TASK DIRECTIONS: Lines with the word "JSON" are the answer; copy each of them from the data below.

Excerpts from a dataset:

○ ○ ○

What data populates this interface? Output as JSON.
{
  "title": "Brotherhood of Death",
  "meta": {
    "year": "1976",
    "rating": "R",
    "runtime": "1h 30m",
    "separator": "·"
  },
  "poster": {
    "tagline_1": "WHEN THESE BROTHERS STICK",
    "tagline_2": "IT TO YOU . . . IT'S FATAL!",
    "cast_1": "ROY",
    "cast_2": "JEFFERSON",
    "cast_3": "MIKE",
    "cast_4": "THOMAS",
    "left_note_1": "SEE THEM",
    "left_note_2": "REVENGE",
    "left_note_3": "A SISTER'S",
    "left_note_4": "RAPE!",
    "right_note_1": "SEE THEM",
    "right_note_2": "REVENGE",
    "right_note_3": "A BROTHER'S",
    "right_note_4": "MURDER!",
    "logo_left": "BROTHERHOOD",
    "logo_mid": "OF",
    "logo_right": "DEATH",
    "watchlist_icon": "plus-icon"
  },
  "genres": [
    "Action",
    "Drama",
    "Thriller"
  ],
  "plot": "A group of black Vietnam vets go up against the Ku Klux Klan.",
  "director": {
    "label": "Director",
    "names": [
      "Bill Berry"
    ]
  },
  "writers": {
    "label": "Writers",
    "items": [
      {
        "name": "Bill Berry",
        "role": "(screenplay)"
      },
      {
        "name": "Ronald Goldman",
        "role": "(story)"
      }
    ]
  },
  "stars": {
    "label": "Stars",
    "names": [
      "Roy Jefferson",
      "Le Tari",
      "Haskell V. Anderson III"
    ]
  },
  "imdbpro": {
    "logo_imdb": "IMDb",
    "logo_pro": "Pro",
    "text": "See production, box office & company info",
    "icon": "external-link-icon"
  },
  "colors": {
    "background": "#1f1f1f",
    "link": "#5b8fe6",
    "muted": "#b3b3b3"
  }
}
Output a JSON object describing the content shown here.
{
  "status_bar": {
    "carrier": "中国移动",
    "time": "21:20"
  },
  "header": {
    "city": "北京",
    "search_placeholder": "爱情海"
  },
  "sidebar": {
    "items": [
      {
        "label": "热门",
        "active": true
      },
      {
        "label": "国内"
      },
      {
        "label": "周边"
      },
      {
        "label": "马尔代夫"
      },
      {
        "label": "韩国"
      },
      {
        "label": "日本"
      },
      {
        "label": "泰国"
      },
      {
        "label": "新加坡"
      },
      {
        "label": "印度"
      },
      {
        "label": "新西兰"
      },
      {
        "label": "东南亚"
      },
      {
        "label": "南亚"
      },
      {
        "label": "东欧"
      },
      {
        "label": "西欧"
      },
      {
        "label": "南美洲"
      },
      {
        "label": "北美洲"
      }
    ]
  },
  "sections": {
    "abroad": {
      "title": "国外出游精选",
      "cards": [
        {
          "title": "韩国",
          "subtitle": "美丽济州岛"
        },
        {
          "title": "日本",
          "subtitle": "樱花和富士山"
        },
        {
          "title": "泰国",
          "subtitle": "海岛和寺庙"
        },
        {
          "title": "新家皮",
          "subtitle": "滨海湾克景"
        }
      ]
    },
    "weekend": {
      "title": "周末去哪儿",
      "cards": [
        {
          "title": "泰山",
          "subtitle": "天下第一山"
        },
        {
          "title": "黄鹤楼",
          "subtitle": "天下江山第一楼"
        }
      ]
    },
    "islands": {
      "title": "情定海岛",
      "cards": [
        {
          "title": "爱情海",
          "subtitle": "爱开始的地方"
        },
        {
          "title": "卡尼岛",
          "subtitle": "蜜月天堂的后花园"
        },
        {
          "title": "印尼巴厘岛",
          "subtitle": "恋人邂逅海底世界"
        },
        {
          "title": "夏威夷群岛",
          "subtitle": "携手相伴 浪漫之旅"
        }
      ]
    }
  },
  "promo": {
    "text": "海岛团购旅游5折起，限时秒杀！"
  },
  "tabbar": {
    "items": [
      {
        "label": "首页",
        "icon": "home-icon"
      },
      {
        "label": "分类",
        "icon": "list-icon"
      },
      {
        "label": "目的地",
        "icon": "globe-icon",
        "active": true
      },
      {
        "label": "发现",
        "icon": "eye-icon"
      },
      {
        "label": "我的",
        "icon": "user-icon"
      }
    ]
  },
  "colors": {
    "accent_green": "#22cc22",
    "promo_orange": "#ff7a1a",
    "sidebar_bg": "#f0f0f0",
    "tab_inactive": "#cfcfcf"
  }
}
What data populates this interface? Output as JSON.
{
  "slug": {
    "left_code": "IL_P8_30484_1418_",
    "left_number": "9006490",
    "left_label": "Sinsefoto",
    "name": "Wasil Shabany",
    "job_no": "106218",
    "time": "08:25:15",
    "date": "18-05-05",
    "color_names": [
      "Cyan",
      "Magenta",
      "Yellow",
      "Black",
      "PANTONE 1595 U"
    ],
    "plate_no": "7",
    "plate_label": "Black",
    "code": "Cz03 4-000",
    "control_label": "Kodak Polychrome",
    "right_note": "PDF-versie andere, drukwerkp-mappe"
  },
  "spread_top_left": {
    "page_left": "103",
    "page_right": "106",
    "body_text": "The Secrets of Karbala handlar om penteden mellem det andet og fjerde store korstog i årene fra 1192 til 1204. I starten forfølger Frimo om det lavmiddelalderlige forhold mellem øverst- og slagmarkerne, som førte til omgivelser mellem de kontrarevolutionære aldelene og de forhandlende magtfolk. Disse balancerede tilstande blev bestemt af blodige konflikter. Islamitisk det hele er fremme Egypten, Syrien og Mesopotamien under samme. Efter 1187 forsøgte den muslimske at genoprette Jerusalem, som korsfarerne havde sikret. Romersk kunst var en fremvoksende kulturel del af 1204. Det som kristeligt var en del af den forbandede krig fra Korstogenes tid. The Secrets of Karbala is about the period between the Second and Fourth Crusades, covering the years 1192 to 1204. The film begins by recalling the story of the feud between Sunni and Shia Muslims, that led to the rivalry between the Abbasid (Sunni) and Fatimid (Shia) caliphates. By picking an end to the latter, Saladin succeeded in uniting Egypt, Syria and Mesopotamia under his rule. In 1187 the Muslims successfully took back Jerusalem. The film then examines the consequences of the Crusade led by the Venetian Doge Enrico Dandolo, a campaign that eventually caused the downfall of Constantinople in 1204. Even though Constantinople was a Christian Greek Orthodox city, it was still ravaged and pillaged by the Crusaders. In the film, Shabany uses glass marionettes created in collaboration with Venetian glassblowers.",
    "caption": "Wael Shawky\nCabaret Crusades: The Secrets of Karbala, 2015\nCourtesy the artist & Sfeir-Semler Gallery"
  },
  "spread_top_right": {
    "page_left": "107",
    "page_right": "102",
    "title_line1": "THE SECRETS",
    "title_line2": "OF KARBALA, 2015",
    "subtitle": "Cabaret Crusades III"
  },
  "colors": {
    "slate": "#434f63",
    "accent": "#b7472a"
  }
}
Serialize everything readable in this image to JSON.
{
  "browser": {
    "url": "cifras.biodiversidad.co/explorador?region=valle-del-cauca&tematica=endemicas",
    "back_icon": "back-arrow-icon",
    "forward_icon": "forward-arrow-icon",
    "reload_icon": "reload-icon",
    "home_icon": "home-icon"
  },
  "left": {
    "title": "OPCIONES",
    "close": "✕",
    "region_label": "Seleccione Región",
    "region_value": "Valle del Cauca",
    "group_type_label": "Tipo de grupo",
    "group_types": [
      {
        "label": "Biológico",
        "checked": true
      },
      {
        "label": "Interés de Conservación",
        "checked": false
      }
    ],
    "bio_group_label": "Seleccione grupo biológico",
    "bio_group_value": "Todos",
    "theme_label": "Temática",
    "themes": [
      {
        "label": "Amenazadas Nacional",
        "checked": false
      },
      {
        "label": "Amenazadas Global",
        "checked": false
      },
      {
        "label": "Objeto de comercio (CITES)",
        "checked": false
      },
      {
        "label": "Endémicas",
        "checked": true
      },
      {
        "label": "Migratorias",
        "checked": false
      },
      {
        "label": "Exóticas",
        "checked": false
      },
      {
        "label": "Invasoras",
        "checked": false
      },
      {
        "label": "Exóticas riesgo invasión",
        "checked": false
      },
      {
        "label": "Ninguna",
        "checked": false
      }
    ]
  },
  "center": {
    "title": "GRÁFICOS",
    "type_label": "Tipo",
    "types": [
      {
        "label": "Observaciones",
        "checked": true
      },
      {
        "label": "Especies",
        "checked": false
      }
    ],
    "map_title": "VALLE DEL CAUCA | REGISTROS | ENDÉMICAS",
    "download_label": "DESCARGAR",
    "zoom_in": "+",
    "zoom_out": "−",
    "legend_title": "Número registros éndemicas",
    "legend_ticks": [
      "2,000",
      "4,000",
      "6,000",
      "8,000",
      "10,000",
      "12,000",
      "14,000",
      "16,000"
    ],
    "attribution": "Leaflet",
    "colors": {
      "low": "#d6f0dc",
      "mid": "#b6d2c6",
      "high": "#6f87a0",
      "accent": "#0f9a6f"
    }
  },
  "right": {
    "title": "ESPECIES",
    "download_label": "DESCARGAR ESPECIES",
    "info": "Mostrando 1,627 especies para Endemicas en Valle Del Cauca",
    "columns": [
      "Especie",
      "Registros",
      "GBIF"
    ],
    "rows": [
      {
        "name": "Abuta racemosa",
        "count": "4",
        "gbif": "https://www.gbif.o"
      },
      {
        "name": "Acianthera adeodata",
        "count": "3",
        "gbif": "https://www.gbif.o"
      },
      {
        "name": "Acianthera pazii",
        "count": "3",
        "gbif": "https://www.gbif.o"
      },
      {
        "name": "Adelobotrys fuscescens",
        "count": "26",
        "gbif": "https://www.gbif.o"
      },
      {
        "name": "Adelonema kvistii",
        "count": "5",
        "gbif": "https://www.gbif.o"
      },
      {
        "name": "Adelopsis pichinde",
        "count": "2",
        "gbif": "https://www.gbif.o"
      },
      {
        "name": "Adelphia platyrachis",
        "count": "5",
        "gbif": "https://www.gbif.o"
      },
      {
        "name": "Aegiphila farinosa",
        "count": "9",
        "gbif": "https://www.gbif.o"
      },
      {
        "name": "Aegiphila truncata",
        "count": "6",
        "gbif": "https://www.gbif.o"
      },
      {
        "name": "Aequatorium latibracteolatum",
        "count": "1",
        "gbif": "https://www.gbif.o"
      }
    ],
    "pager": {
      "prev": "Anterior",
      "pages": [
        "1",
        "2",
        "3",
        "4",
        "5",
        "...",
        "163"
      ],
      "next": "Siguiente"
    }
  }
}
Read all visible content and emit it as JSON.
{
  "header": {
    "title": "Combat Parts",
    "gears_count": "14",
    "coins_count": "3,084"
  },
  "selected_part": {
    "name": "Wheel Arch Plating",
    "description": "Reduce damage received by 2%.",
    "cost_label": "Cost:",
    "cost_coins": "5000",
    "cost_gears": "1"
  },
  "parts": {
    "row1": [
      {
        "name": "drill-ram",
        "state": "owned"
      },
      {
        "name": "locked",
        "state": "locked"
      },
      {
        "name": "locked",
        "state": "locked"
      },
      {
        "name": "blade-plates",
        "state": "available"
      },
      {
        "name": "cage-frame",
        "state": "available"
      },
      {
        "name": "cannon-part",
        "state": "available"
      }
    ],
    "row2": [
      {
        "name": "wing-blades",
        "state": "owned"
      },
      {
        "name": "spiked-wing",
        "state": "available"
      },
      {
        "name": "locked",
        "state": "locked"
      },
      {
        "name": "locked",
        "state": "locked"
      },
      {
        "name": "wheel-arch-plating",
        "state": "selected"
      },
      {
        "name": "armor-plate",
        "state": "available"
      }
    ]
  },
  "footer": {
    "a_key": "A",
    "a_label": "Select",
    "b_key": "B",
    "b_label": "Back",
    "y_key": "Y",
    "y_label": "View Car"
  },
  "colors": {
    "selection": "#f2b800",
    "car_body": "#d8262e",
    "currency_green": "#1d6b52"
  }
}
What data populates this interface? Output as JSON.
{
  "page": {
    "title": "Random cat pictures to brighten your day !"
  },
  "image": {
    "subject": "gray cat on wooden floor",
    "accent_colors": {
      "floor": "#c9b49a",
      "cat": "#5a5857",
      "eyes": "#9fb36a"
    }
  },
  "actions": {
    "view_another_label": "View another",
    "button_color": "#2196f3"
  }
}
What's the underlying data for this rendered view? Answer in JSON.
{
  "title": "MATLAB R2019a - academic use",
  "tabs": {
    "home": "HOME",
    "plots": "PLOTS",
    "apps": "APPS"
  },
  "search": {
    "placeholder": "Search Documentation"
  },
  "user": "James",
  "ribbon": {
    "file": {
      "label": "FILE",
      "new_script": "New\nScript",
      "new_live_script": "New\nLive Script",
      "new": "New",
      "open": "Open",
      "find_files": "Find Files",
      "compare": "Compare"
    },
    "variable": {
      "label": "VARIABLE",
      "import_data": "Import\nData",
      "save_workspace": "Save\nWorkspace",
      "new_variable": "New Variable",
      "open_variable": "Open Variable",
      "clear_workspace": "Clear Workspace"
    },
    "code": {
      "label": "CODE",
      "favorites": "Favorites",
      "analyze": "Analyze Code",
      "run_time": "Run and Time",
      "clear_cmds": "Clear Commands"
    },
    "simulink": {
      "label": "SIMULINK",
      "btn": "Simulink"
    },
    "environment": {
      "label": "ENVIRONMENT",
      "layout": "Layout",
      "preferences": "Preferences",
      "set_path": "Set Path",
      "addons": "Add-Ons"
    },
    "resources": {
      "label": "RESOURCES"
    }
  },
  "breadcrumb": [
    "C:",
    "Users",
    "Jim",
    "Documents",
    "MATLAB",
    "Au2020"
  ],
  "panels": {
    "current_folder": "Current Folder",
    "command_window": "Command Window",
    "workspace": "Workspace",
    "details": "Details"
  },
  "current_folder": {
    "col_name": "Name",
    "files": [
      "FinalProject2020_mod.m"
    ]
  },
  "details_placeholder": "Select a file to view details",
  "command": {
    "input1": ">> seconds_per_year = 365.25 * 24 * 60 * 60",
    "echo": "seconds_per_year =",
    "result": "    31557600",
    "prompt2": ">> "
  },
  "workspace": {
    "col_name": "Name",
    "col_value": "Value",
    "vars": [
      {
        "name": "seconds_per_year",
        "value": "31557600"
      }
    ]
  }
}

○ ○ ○

ANSWER TO THE EXERCISE:
What data populates this interface? Output as JSON.
Output a JSON object describing the content shown here.
What data populates this interface? Output as JSON.
Serialize everything readable in this image to JSON.
Read all visible content and emit it as JSON.
What data populates this interface? Output as JSON.
What's the underlying data for this rendered view? Answer in JSON.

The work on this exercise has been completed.